**About this exercise:** All lines from the entries below that contain the string "question" should be copied out.

[Entries from a dataset of interfaces]
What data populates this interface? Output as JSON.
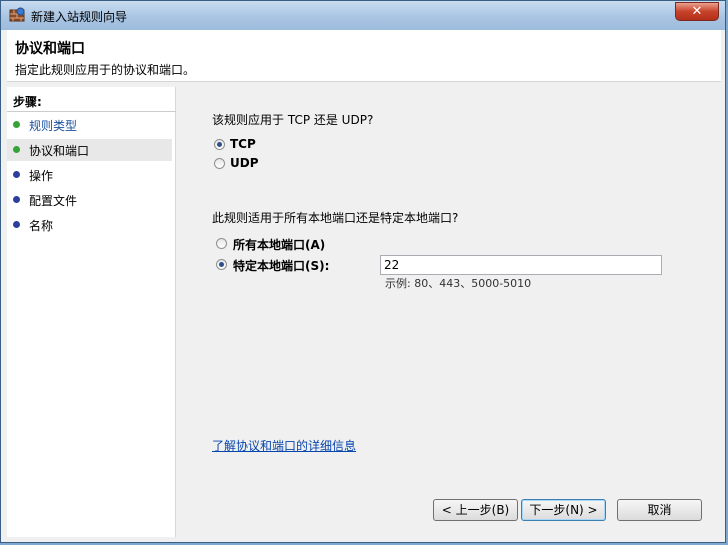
{
  "window": {
    "title": "新建入站规则向导",
    "close_label": "✕"
  },
  "header": {
    "title": "协议和端口",
    "subtitle": "指定此规则应用于的协议和端口。"
  },
  "steps": {
    "title": "步骤:",
    "items": [
      {
        "label": "规则类型",
        "state": "done"
      },
      {
        "label": "协议和端口",
        "state": "current"
      },
      {
        "label": "操作",
        "state": "pending"
      },
      {
        "label": "配置文件",
        "state": "pending"
      },
      {
        "label": "名称",
        "state": "pending"
      }
    ]
  },
  "protocol": {
    "question": "该规则应用于 TCP 还是 UDP?",
    "tcp_label": "TCP",
    "udp_label": "UDP",
    "selected": "TCP"
  },
  "ports": {
    "question": "此规则适用于所有本地端口还是特定本地端口?",
    "all_label": "所有本地端口(A)",
    "specific_label": "特定本地端口(S):",
    "selected": "specific",
    "value": "22",
    "example": "示例: 80、443、5000-5010"
  },
  "link": "了解协议和端口的详细信息",
  "buttons": {
    "back": "< 上一步(B)",
    "next": "下一步(N) >",
    "cancel": "取消"
  },
  "colors": {
    "done_dot": "#35a335",
    "pending_dot": "#2d3f9c",
    "link": "#0645ad"
  }
}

**Exercise response:**
    "question": "该规则应用于 TCP 还是 UDP?",
    "question": "此规则适用于所有本地端口还是特定本地端口?",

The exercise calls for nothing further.